By Tom Collins
ARTHUR — A Western Ontario pig farm will not be charged after an undercover video was released showing employees thumping, kicking and using an electric prod on the farm’s animals.
Both OMAFRA and the Ontario Society for the Prevention of Cruelty to Animals (OSPCA) have completed their investigations into Crimson Lane Farms at Arthur in Wellington County. The OSPCA did have a list of corrective actions and has been working with the farm on those actions since August. The OSPCA would not say what those corrective actions were.
The video was released by Last Chance for Animals, a Los Angeles-based animal rights group opposed to using animals for food and clothing production, scientific experiment and education. The undercover employee recorded the video from December, 2015 to February, 2016. CTV News Kitchener aired the story in early November in a three-part series.
The second-generation farrow-to-wean farm was switching from stalls to group housing — part of the pig code requirements by 2024 — at the time the video was shot. The farm has 1,600 sows and delivers 900 piglets a week.
Ontario Pork veterinarian Mike DeGroot went with the OSPCA to the farm to investigate. He said that what he saw on the farm was completely different from what the video showed.
“The video does not show what the farm is really like from my two visits to the farm,” DeGroot told Farmers Forum. “Some of the images are disturbing. But when you go and do a walkthrough of the barn, it’s like night and day.”
One part of the video showed an employee using an electric prod twice to get a pig to move. DeGroot said electric prods should be used only as a last resort, and other methods, such as pig boards and paddles, should be tried first.
“They shouldn’t be used routinely and ideally, not at all,” he said. “They are allowed as a last resort on a farm. Even then, you don’t want to use it excessively. It would be one prod to get it to move.”
The video also showed pigs with large rectal prolapse, which is when the rectum pushes out from the body. The video voiceover said the prolapses were there for days and kept growing. DeGroot said a prolapse is something that should be taken care of right away. When the procedure to fix the prolapse is finished, the extra tissue is tied off and eventually falls off, which is what is seen in the video. In some cases it may be better to cut off the extra tissue, DeGroot said.

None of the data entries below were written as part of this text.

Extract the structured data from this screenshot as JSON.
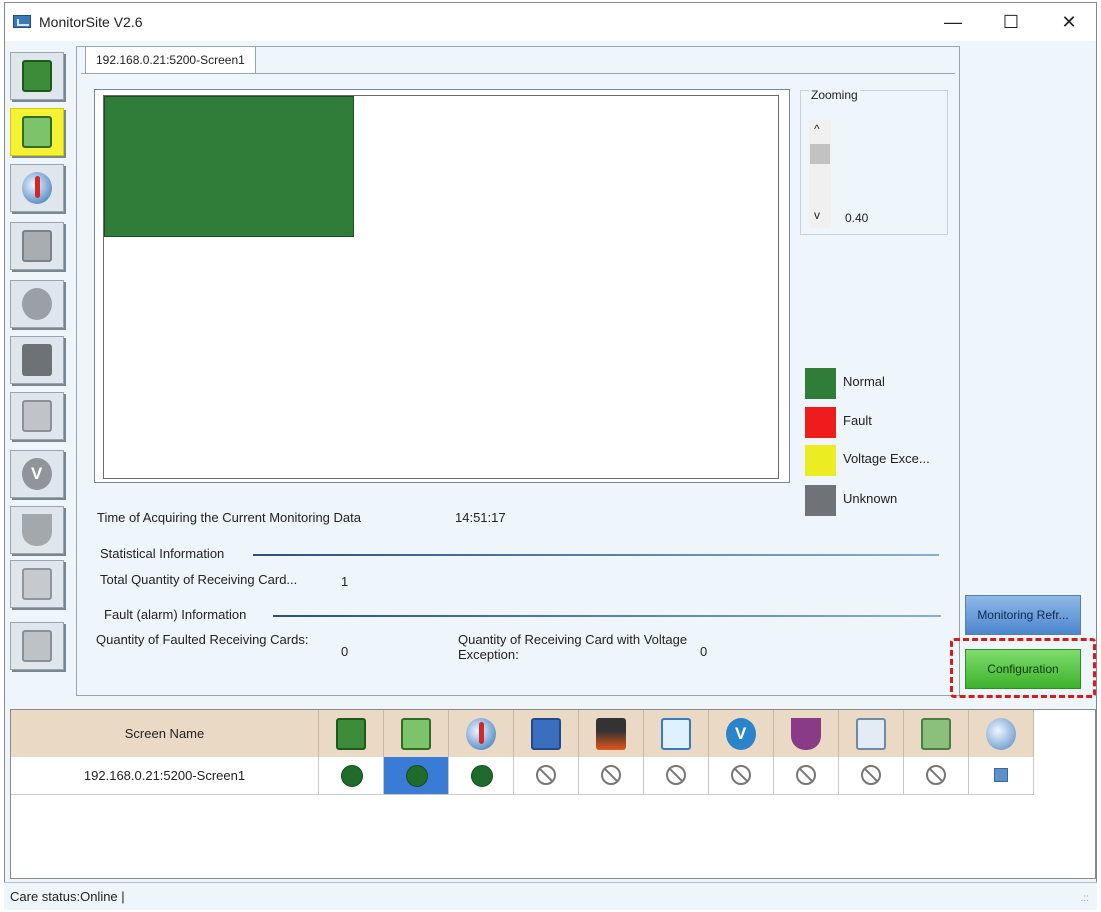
{
  "window": {
    "title": "MonitorSite V2.6",
    "minimize": "—",
    "maximize": "☐",
    "close": "✕"
  },
  "toolbar": {
    "items": [
      {
        "name": "receiving-card-status",
        "icon": "receiving-card-icon",
        "active": false
      },
      {
        "name": "receiving-card-monitor",
        "icon": "card-monitor-icon",
        "active": true
      },
      {
        "name": "temperature",
        "icon": "thermometer-icon",
        "active": false
      },
      {
        "name": "power",
        "icon": "power-card-icon",
        "active": false
      },
      {
        "name": "humidity",
        "icon": "humidity-drop-icon",
        "active": false
      },
      {
        "name": "smoke",
        "icon": "smoke-icon",
        "active": false
      },
      {
        "name": "fan",
        "icon": "fan-icon",
        "active": false
      },
      {
        "name": "voltage",
        "icon": "voltage-icon",
        "active": false
      },
      {
        "name": "magnet",
        "icon": "magnet-icon",
        "active": false
      },
      {
        "name": "door",
        "icon": "door-icon",
        "active": false
      },
      {
        "name": "module-strip",
        "icon": "module-strip-icon",
        "active": false
      }
    ]
  },
  "tab": {
    "label": "192.168.0.21:5200-Screen1"
  },
  "zoom": {
    "label": "Zooming",
    "up": "^",
    "down": "v",
    "value": "0.40"
  },
  "legend": [
    {
      "label": "Normal",
      "color": "#2f7d39"
    },
    {
      "label": "Fault",
      "color": "#ee1c1c"
    },
    {
      "label": "Voltage Exce...",
      "color": "#ecec22"
    },
    {
      "label": "Unknown",
      "color": "#6f7378"
    }
  ],
  "monitoring": {
    "time_label": "Time of Acquiring the Current Monitoring Data",
    "time_value": "14:51:17",
    "stat_header": "Statistical Information",
    "total_label": "Total Quantity of Receiving Card...",
    "total_value": "1",
    "fault_header": "Fault (alarm) Information",
    "faulted_label": "Quantity of Faulted Receiving Cards:",
    "faulted_value": "0",
    "voltage_label": "Quantity of Receiving Card with Voltage Exception:",
    "voltage_value": "0"
  },
  "buttons": {
    "monitoring_refresh": "Monitoring Refr...",
    "configuration": "Configuration"
  },
  "grid": {
    "header_name": "Screen Name",
    "columns": [
      {
        "icon": "receiving-card-icon",
        "glyph": "g-board"
      },
      {
        "icon": "card-monitor-icon",
        "glyph": "g-card"
      },
      {
        "icon": "thermometer-icon",
        "glyph": "g-temp"
      },
      {
        "icon": "power-card-icon",
        "glyph": "g-pwr-blue"
      },
      {
        "icon": "smoke-icon",
        "glyph": "g-smoke-col"
      },
      {
        "icon": "fan-icon",
        "glyph": "g-fan-col"
      },
      {
        "icon": "voltage-icon",
        "glyph": "g-v-col"
      },
      {
        "icon": "magnet-icon",
        "glyph": "g-mag-col"
      },
      {
        "icon": "door-icon",
        "glyph": "g-door-col"
      },
      {
        "icon": "module-strip-icon",
        "glyph": "g-strip-col"
      },
      {
        "icon": "globe-icon",
        "glyph": "g-globe"
      }
    ],
    "rows": [
      {
        "name": "192.168.0.21:5200-Screen1",
        "cells": [
          "ok",
          "ok-selected",
          "ok",
          "na",
          "na",
          "na",
          "na",
          "na",
          "na",
          "na",
          "web"
        ]
      }
    ]
  },
  "status": {
    "text": "Care status:Online  |"
  }
}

The video also showed thumping, called blunt force trauma in the official code of practice, which involves slamming the top of the head of a three-week-or-younger dying or severely ill piglet onto a hard, flat surface. Blunt force trauma could also involve a firm blow with an object to the head. Both are acceptable industry practices.
When done properly, loss of consciousness is immediate. The piglet’s body becomes extremely tense after the initial blow, followed by gradual relaxation. That stage is followed by involuntary kicking and death. If there’s doubt that the piglet is dead, the blow can be repeated. If a second blow is necessary, Ontario Pork recommends using a hard object. However, the video showed an employee improperly thumping and the piglet wiggling on the ground.
“Obviously you want to do it properly,” said Ontario Pork communications manager Mary Jane Quinn. “You don’t want to keep doing it.”
Crimson Lane Farms owner Ed Bosman told CTV News Kitchener that he takes full responsibility for the his employees failing to properly follow the code of practice.
The video was originally given to CBC, but the network decided not to run the story.
“We felt this was a compelling look inside farming with material from both the animal rights group and the farmer,” CTV Kitchener news director Kristin Weaver told Farmers Forum. “And because we had both parties participating, we felt it was a unique view for our viewers. We do think this story had a great deal of value for our viewers.”